Don’t you love patterns that give totally different looks in a single package? Here’s one that has 2 distinctive views: Simplicity 1355 – Misses’ Maxi Dress Or Long Or Short Jumpsuit. It also goes by another pattern number: Simplicity S9125.
This pattern features two separate bodices, a maxi skirt and pant that can be long or short. Sizes come in XXS-XXL. It is listed on the pattern sleeve that both woven fabrics and knits are suitable for the make. There are no closures needed to install (YAY!), and the looks are pulled together by an elastic waistband. If you make the maxi, the dress is a pullover; and if you make the jumpsuit, it is a step-in pull-up. A trouble-free wear and a straightforward sew.
The first version that I made combines the drawstring top with the maxi skirt – View C. The top requires only two pattern pieces for front and back, and the skirt is four panels made up of a single pattern piece. Labeled “easy-to-sew” this pattern truly lives up to what it promises. This pattern is suitable for any beginner.
I chose cotton Indian block print dyed in indigo. To jazz up the outfit, I used two contrasting fabric designs for a little bit of colour-blocking fun. The only adjustment I made was to move the slit in the centre front to slits in the side seams of the skirt. You may find it strange that the drawstrings are drafted
super long. It doesn’t really bother me, but go ahead and shorten them if it pleases you.
My second go at the pattern is View A – a more fitted bodice with the long-pant jumpsuit. I sized down to an XS for this, but in hindsight, I should have just stayed with a size S. This bodice is a more involved sew. In addition to the pattern pieces for front and back, it also has pieces for the front and back facing and shoulder straps. The V in the back dips quite low and a regular bra strap across the back might show through. Be prepared to go braless, and if so, a full lining of the bodice would serve better instead of the facing. Or invest in a bra that has back straps crossing lower in the back if you don’t want to break that nice V-line in the back.

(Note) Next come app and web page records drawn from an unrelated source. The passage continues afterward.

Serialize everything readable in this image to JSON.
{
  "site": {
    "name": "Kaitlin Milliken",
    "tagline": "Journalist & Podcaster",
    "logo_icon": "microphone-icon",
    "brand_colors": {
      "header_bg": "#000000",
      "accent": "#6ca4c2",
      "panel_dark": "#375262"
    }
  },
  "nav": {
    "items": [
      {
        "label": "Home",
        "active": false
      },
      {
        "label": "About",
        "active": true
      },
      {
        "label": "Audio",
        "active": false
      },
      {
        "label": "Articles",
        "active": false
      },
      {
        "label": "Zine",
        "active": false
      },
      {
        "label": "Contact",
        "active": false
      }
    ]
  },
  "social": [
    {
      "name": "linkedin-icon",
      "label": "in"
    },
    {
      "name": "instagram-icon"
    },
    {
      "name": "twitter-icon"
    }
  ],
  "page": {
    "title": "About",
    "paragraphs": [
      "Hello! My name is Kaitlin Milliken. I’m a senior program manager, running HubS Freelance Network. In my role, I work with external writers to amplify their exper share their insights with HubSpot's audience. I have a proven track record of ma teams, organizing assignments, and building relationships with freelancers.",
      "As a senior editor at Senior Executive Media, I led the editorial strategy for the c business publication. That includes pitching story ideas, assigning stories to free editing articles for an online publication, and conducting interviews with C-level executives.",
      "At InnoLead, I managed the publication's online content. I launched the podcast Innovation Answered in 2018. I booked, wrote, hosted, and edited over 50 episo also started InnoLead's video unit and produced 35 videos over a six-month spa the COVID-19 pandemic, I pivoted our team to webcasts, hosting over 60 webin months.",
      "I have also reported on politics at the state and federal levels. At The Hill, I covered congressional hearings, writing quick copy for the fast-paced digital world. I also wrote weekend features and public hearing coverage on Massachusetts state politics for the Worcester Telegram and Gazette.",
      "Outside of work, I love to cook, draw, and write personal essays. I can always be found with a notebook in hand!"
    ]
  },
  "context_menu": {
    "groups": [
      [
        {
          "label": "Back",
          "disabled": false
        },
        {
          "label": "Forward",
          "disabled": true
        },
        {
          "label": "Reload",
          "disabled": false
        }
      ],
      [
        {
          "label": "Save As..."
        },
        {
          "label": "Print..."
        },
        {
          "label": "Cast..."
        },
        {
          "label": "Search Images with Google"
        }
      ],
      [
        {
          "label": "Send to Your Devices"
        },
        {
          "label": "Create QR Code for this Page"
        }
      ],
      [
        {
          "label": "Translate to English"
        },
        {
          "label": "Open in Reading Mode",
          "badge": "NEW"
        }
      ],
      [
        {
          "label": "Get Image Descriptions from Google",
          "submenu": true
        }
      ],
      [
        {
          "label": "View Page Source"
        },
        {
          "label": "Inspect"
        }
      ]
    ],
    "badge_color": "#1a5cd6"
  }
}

The opening in the neck and back is wide enough so that you can step into the jumpsuit quite easily; but the fit is also snug enough so that the straps stay seated securely on the shoulders. There is some genius at work in the design. With the addition of in-seam pockets, this jumpsuit ticks all the boxes. A waist-tie accompanies this view and I widened it by half an inch.
The fabric used here is a glistening golden polyester that gives the jumpsuit a 70s disco-feel. Close-up pictures show that the workmanship is not so polished (note the puckering at the back facing). I am a little ashamed but I forgive myself and put this down as an experience-building project. This was one of my first makes and I had trouble dealing with the slippery, fraying fabric. At that time, I had not discovered the magic of the walking foot and a smaller needle for flimsy, tricky fabrics.
The fabric, though lovely to the eyes was a hardship for the hands. It totally doesn’t take any coaxing at all from any ironing! I admit it took some joy out of the make. Well, you live, you learn, you laugh, you persevere (and eat a bar of chocolate for consolation). You also wear the garment like a badge of honour, because it was the result of a small drop of blood, some sweat and a few tears.
However, a bask and a dance in the sun smooths out all the creases, and makes any outfit (or spirit) shine better and brighter.